Al-Binfalah says BAC wants the one-kilometre long building to be Leadership in Energy & Environmental Design (LEED) Gold certified by the US Green Building Council.
It will have 12 gates and be located next to today’s distinctive ATC tower and air traffic control building.
ADPi won the international tender to design the terminal and supervise its construction. Hill International is the programme manager.
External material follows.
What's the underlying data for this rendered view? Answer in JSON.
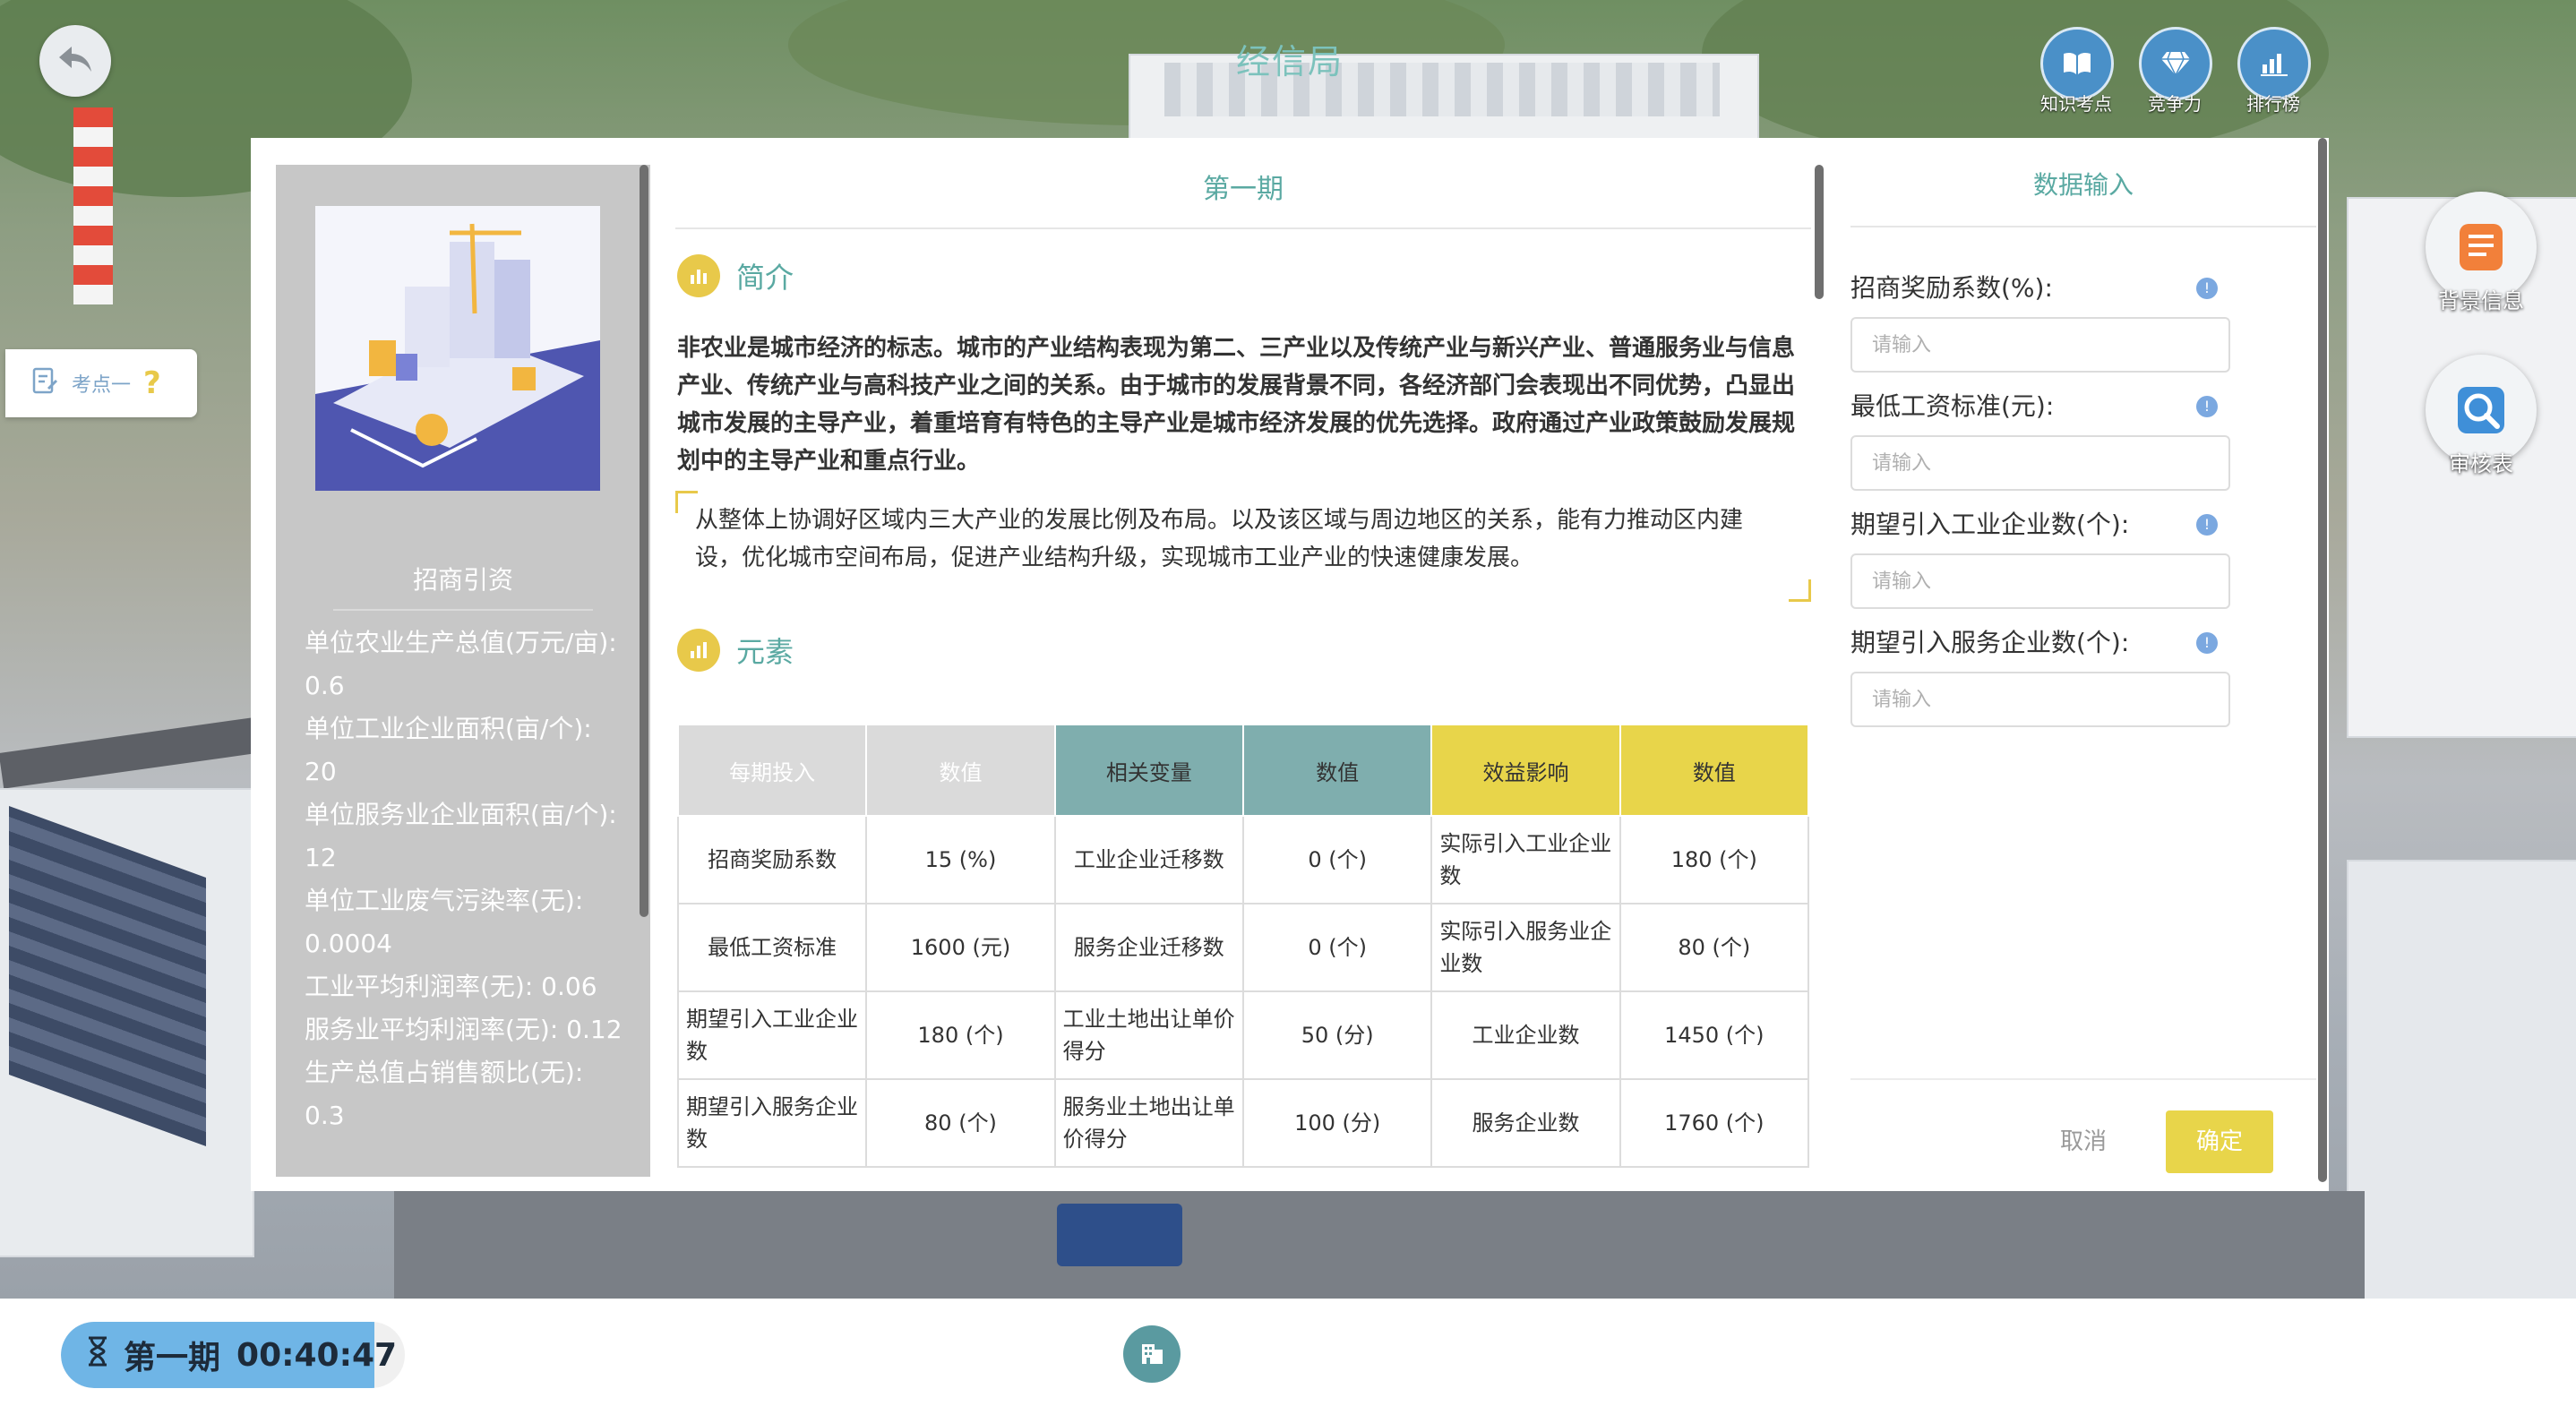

BAC is overseeing the project on behalf of Bahrain’s Ministry of Transportation and Telecommunications.
He notes that BAC is currently considering what to do with the existing terminal building, part of which has to be demolished for the new one, with one potential option being to use it as a dedicated Low-Cost Carrier (LCC) facility.
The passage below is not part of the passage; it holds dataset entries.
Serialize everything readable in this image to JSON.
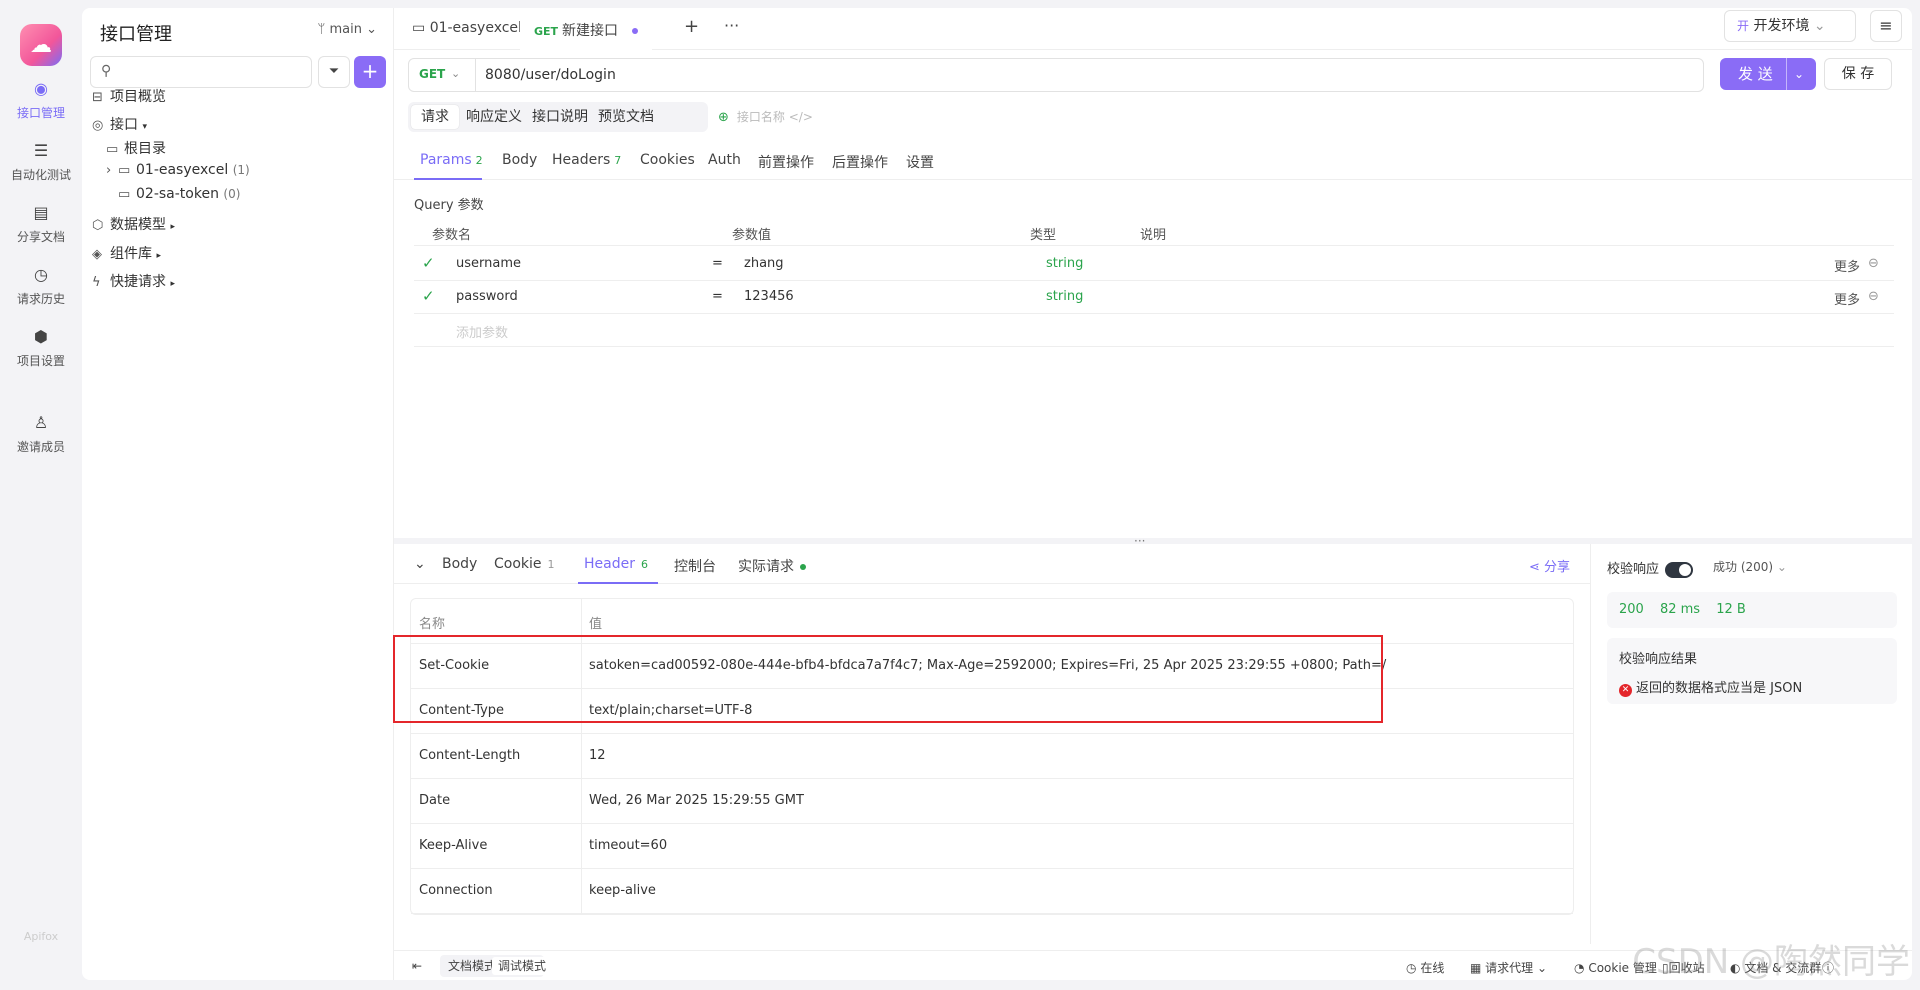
{
  "rail": {
    "items": [
      {
        "label": "接口管理",
        "icon": "api-icon"
      },
      {
        "label": "自动化测试",
        "icon": "automation-icon"
      },
      {
        "label": "分享文档",
        "icon": "book-icon"
      },
      {
        "label": "请求历史",
        "icon": "history-icon"
      },
      {
        "label": "项目设置",
        "icon": "settings-icon"
      },
      {
        "label": "邀请成员",
        "icon": "invite-icon"
      }
    ],
    "footer": "Apifox"
  },
  "sidebar": {
    "title": "接口管理",
    "branch": "main",
    "tree": [
      {
        "label": "项目概览"
      },
      {
        "label": "接口"
      },
      {
        "label": "根目录"
      },
      {
        "label": "01-easyexcel",
        "count": "(1)"
      },
      {
        "label": "02-sa-token",
        "count": "(0)"
      },
      {
        "label": "数据模型"
      },
      {
        "label": "组件库"
      },
      {
        "label": "快捷请求"
      }
    ]
  },
  "tabs": {
    "folder_tab": "01-easyexcel",
    "active_method": "GET",
    "active_tab": "新建接口",
    "env": "开发环境"
  },
  "request": {
    "method": "GET",
    "url": "8080/user/doLogin",
    "send_label": "发 送",
    "save_label": "保 存",
    "subtabs": [
      "请求",
      "响应定义",
      "接口说明",
      "预览文档"
    ],
    "api_name_placeholder": "接口名称"
  },
  "params_tabs": {
    "items": [
      {
        "label": "Params",
        "count": "2"
      },
      {
        "label": "Body"
      },
      {
        "label": "Headers",
        "count": "7"
      },
      {
        "label": "Cookies"
      },
      {
        "label": "Auth"
      },
      {
        "label": "前置操作"
      },
      {
        "label": "后置操作"
      },
      {
        "label": "设置"
      }
    ]
  },
  "query": {
    "label": "Query 参数",
    "headers": [
      "参数名",
      "参数值",
      "类型",
      "说明"
    ],
    "rows": [
      {
        "name": "username",
        "eq": "=",
        "value": "zhang",
        "type": "string",
        "more": "更多"
      },
      {
        "name": "password",
        "eq": "=",
        "value": "123456",
        "type": "string",
        "more": "更多"
      }
    ],
    "add_placeholder": "添加参数"
  },
  "response": {
    "tabs": [
      {
        "label": "Body"
      },
      {
        "label": "Cookie",
        "count": "1"
      },
      {
        "label": "Header",
        "count": "6"
      },
      {
        "label": "控制台"
      },
      {
        "label": "实际请求"
      }
    ],
    "share": "分享",
    "headers_table": {
      "columns": [
        "名称",
        "值"
      ],
      "rows": [
        {
          "k": "Set-Cookie",
          "v": "satoken=cad00592-080e-444e-bfb4-bfdca7a7f4c7; Max-Age=2592000; Expires=Fri, 25 Apr 2025 23:29:55 +0800; Path=/"
        },
        {
          "k": "Content-Type",
          "v": "text/plain;charset=UTF-8"
        },
        {
          "k": "Content-Length",
          "v": "12"
        },
        {
          "k": "Date",
          "v": "Wed, 26 Mar 2025 15:29:55 GMT"
        },
        {
          "k": "Keep-Alive",
          "v": "timeout=60"
        },
        {
          "k": "Connection",
          "v": "keep-alive"
        }
      ]
    }
  },
  "validation": {
    "title": "校验响应",
    "status": "成功 (200)",
    "code": "200",
    "time": "82 ms",
    "size": "12 B",
    "result_title": "校验响应结果",
    "error": "返回的数据格式应当是 JSON"
  },
  "statusbar": {
    "modes": [
      "文档模式",
      "调试模式"
    ],
    "online": "在线",
    "proxy": "请求代理",
    "cookie": "Cookie 管理",
    "recycle": "回收站",
    "docs": "文档 & 交流群"
  },
  "watermark": "CSDN @陶然同学"
}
All add up to a sizeable investment in the airport, but Al-Binfalah is quick to point out that Bahrain is not alone in its commitment to upgrading its aviation infrastructure, noting that regional investment in airports is taking place “from Kuwait in the north all the way to Oman in the south and throughout the Kingdom of Saudi Arabia”.
Upon completion of the first eight-gate phase of the new terminal in 2018, the airport will be equipped to handle up to 12 million passengers per annum, the total rising to 14mppa upon the completion of an additional four gates a year later.
It will certainly be needed for although the airport is not expected to beat the record 9mppa it handled in 2010 until 2016, the 8.7 million passengers that are set to pass through its facilities this year will be close to its design capacity.
Al-Binfalah cites the national flag carrier’s resurgence as the key reason for the upturn, although he admits that 2013 was a negative year for the airport due to a number of factors that included the collapse of LCC, Bahrain Air, and the downsizing of Gulf Air after it reduced its fleet to 26 aircraft and axed a number of routes.
Today, Gulf Air boasts a fleet of 28 aircraft and operates services to 42 destinations in 23 countries across a network concentrated on Africa, Asia and Europe.
Its fleet and route network ensure that it is the biggest operator at Bahrain International Airport by some considerable margin, accounting for some 60% of all passengers.
According to Al-Binfalah, Bahrain’s prominent location in the middle of the Gulf region ensures that its airlines primarily serve destinations in the northern Gulf and Saudi Arabia, whose border is just 25 kilometres from the airport.
However, he is keen to get more routes to expand the airport’s appeal and tells Asia-Pacific Airports that he would like to see more new services to Asia and the Far East, in particular China and India.
In fact, the week after this interview, BAC led a trade delegation to China to talk to at least three major Chinese airlines about the possible launch of new services to Bahrain.
Destinations in Kuwait, Oman, Qatar, Saudi Arabia and the UAE – all of which are Gulf Cooperation Council (GCC) members along with Bahrain – are currently the top routes by volume served from Bahrain.
Next by region is the Indian sub-continent, followed by the wider Middle East and Africa regions, Europe and South East Asia.
Al-Binfalah says that Bahrain has a “strong business case” for launching new routes to Asia, which he concedes is presently underserved at the moment.
With the airport surrounded by the city and little room to expand further, Al-Binfalah knows that it is effectively living on borrowed time before it is replaced by a new off-shore gateway, expected to be sometime around 2030.
Indeed, the site for the new airport has been identified and construction of it will be triggered when passenger traffic hits a certain as yet to be revealed annual figure.
Al-Binfalah, however, insists that BAC will refuse to use this as an excuse to simply run down the clock with the no further improvements to the airport’s infrastructure after the completion of the $1 billion development programme.
“We know what is planned and what we have to do until the new airport is built,” he says. “We currently handle less than 130,000 aircraft movements per annum but I believe we can handle up to 170,000. There is still room to grow on this site that’s for sure.”